Charlie Whelan says . . .

Don't believe it - "Rupert Murdoch to back Tories"

The joke doing the rounds in the bars of Westminster last week was: "Why should Rupert Murdoch tell the BBC that he's thinking of backing the Tories when most of us think he already is?"

What the media mogul said, however, should be taken seriously - and would have been at No 10. Tony Blair has spent an obscene amount of time ingratiating himself with Murdoch. He has gone out of his way to ensure that the Murdoch media empire is not only protected but able to expand. In return, Murdoch's papers - the Sun, Times, News of the World and Sunday Times - have all backed Blair. That no other country in the free world would allow one man to own all these titles seems lost on Blair. If he was worried about these papers' support, he should have used his huge Commons majority to change the law to allow ownership of only one title. That would have been the most popular policy among Labour MPs.

Blair didn't need to sell his soul to the devil. The Sun won't back the Tories as long as they remain unpopular. The paper has to stay popular and in touch with its readers, otherwise no one would buy it. That's why it backed Blair.

When Gordon Brown "let it be known" that Labour would not cough up the dosh for a new royal yacht, the Sun attacked him until its own survey showed that 80 per cent of readers agreed with the then shadow chancellor. The yacht then "had to be scrapped", according to the Sun.

Murdoch may have a political editor who wants to support the Tories, but as long as they have no chance of winning a general election - and they haven't under Michael Howard - his "popular" titles will continue to back the winner.

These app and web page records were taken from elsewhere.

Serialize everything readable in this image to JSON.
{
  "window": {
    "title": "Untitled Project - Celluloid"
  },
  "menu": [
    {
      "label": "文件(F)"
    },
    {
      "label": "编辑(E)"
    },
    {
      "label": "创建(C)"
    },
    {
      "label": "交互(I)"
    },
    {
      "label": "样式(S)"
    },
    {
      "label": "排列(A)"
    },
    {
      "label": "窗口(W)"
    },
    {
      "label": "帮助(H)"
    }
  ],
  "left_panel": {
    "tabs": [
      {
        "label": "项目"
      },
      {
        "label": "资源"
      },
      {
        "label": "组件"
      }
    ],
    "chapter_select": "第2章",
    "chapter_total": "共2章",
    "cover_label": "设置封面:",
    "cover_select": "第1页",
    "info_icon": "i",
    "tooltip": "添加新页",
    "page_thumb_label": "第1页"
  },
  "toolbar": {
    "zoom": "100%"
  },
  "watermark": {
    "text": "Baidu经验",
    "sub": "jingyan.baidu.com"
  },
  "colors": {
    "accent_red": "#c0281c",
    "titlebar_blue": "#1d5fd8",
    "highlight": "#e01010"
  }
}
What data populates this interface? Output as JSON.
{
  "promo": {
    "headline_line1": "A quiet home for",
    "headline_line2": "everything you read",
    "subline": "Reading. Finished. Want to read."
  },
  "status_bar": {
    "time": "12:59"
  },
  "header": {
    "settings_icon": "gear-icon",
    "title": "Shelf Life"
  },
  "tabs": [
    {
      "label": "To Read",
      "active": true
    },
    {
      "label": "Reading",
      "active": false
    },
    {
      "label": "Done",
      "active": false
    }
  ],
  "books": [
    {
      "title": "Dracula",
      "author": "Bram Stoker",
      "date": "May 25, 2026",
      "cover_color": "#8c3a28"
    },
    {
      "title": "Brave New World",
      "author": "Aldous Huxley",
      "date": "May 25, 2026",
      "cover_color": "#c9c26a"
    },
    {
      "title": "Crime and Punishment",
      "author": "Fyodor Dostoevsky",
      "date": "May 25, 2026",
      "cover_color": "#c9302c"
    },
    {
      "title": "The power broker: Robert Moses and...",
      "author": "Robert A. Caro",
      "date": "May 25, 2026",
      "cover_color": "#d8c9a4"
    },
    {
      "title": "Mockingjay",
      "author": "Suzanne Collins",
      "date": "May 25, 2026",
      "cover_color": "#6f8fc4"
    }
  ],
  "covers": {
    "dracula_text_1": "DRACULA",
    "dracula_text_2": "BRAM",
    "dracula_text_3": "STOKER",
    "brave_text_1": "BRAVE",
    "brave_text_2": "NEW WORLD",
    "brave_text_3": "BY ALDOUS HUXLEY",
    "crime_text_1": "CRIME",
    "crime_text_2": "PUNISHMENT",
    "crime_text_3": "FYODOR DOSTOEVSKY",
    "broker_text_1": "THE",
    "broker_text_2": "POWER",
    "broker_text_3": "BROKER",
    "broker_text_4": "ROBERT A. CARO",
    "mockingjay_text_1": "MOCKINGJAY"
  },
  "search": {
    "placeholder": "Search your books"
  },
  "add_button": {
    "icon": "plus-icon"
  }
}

This article first appeared in the 24 November 2003 issue of the New Statesman, The end of the affair